Bowling for Columbine
R E V I E W   B Y   R I C H   C L I N E
are we gun nuts or just nuts? Documentarian Moore (Roger & Me, TV Nation) is back with an outrageously strong film about violence in America. He begins with an examination of the tragedy at Columbine High School in 1999 and then as he explores issues of gun control and violence, he gets deeper, tapping into the roots of the whole society. The material here is so dense that it's impossible to even outline it here (see the film!), but basically he tries to understand why America is statistically the world's most violent society by digging into the usual reasons and going layer after layer to the root of the problem.

Serious content aside, this is also an exceptionally well-made film, impeccably edited and full of insight and wit. Moore is unafraid to look silly, knowing that we learn when we're laughing. He asks people the most absurd questions, and we're surprised by what they say in response! The result is a film that is absolutely hilarious and deadly serious at the same time, thoroughly entertaining and actually life-changing. There are moments of such overpowering emotion that we can hardly watch, as well as bits featuring pure silliness and farce. And it's not just the USA that's probed here.

Moore finds little links everywhere--for example, between nuclear missiles, Columbine and South Park.

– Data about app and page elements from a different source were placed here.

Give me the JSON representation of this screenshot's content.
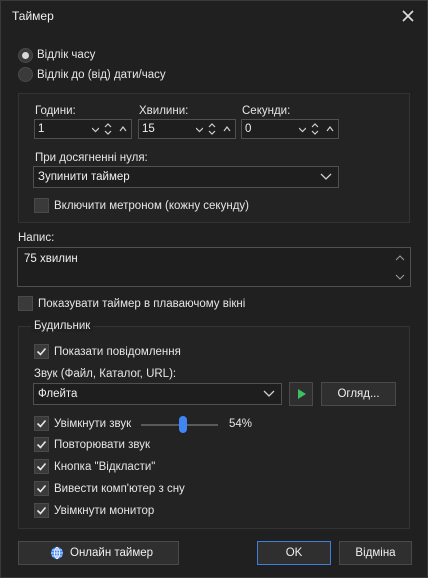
{
  "window": {
    "title": "Таймер"
  },
  "mode": {
    "option_countdown": "Відлік часу",
    "option_date": "Відлік до (від) дати/часу",
    "selected": "countdown"
  },
  "time": {
    "hours_label": "Години:",
    "hours_value": "1",
    "minutes_label": "Хвилини:",
    "minutes_value": "15",
    "seconds_label": "Секунди:",
    "seconds_value": "0"
  },
  "on_zero": {
    "label": "При досягненні нуля:",
    "value": "Зупинити таймер"
  },
  "metronome": {
    "label": "Включити метроном (кожну секунду)",
    "checked": false
  },
  "caption": {
    "label": "Напис:",
    "value": "75 хвилин"
  },
  "floating": {
    "label": "Показувати таймер в плаваючому вікні",
    "checked": false
  },
  "alarm": {
    "group_label": "Будильник",
    "show_message": {
      "label": "Показати повідомлення",
      "checked": true
    },
    "sound_label": "Звук (Файл, Каталог, URL):",
    "sound_value": "Флейта",
    "browse_label": "Огляд...",
    "enable_sound": {
      "label": "Увімкнути звук",
      "checked": true
    },
    "volume_text": "54%",
    "volume_fraction": 0.54,
    "repeat_sound": {
      "label": "Повторювати звук",
      "checked": true
    },
    "snooze_button": {
      "label": "Кнопка \"Відкласти\"",
      "checked": true
    },
    "wake_computer": {
      "label": "Вивести комп'ютер з сну",
      "checked": true
    },
    "turn_on_monitor": {
      "label": "Увімкнути монитор",
      "checked": true
    }
  },
  "footer": {
    "online_label": "Онлайн таймер",
    "ok_label": "OK",
    "cancel_label": "Відміна"
  },
  "colors": {
    "accent": "#3f86f4",
    "play": "#3cc060",
    "background": "#202020"
  }
}
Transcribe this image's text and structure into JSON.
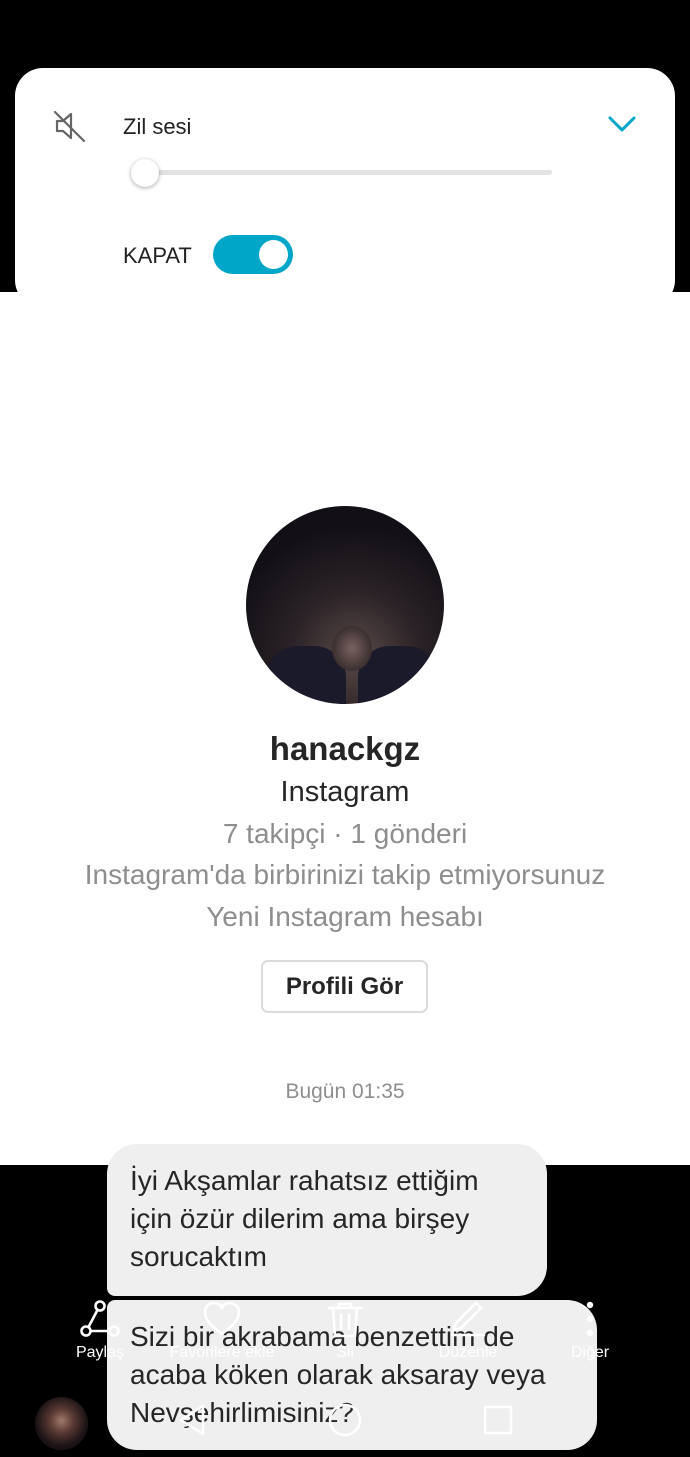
{
  "sound_panel": {
    "ring_label": "Zil sesi",
    "ring_volume_fraction": 0.0,
    "dnd_label": "KAPAT",
    "dnd_on": true,
    "accent": "#00A6C7"
  },
  "profile": {
    "username": "hanackgz",
    "platform": "Instagram",
    "stats": "7 takipçi · 1 gönderi",
    "follow_note": "Instagram'da birbirinizi takip etmiyorsunuz",
    "new_account": "Yeni Instagram hesabı",
    "view_profile_label": "Profili Gör"
  },
  "chat": {
    "timestamp": "Bugün 01:35",
    "messages": [
      {
        "text": "İyi Akşamlar rahatsız ettiğim için özür dilerim ama birşey sorucaktım"
      },
      {
        "text": "Sizi bir akrabama benzettim de acaba köken olarak aksaray veya Nevşehirlimisiniz?"
      }
    ]
  },
  "actions": [
    {
      "label": "Paylaş",
      "icon": "share-icon"
    },
    {
      "label": "Favorilere ekle",
      "icon": "heart-icon"
    },
    {
      "label": "Sil",
      "icon": "trash-icon"
    },
    {
      "label": "Düzenle",
      "icon": "pencil-icon"
    },
    {
      "label": "Diğer",
      "icon": "more-vertical-icon"
    }
  ],
  "nav": [
    "back-icon",
    "home-icon",
    "recents-icon"
  ]
}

There's a gentle chronology of US military aggression abroad, a chilling timeline leading steadily to 11 September 2001. (That we see it coming so clearly is terrifying!) There's also an animated history of the film's central thesis: That white America is gripped by centuries of deep-seated fear, mirrored now in the news media (all those "watch out!" stories) and the government's hard-line international policy. Despite the focus on the NRA and Heston, this is not a pro gun-control film;Moore is just asking the tough questions. And if there's any complaint about the film, it's that he doesn't offer any positive action. What can we do to change this? But then, recognising the real problem is a first step. And as a people we have a long way to go before we even do that. I can't even begin to say how important this film is: Just watch it.

cert 15 themes, violence, language 28.Oct.02

dir-scr Michael Moore
with Michael Moore, Charlton Heston, Marilyn Manson, Matt Stone, Dick Clark, Chris Rock, George W Bush, Bill Clinton
release US 11.Oct.02; UK 15.Nov.02
Alliance Atlantis
02/US 2h00

In his sights. Michael Moore is a lifetime member of the NRA...

Prix Special: Cannes 2002

22nd Shadows Awards 22nd SHADOWS AWARDS


R E A D E R   R E V I E W S
send your review to Shadows... are we gun nuts or just nuts? "The movie blows. It's nothing but a propaganda machine from a left-wing nutcase. Moore is more concerned with grandstanding than anything else. Does he really care if K-Mart continues to sell handgun and so-called 'assault-rifle' ammo? What about Wal-Mart (the world's most powerful retailer)? Why didn't Moore focus on how our melting pot of a nation boils over due to cultural differences and racial wounds that have still not healed? This film is as focused as a blast from a sawed-off shotgun." --Dave, Ohio 5.Dec.02

"**** Michael Moore's amusing look behind the scenes of contemporary America and its obsession with violence. My fave scene was when he was given a free gun at a bank for opening an account." --Gawain McLachlan, Filmnet, Melbourne 14.Mar.03

2002 by Rich Cline, Shadows on the Wall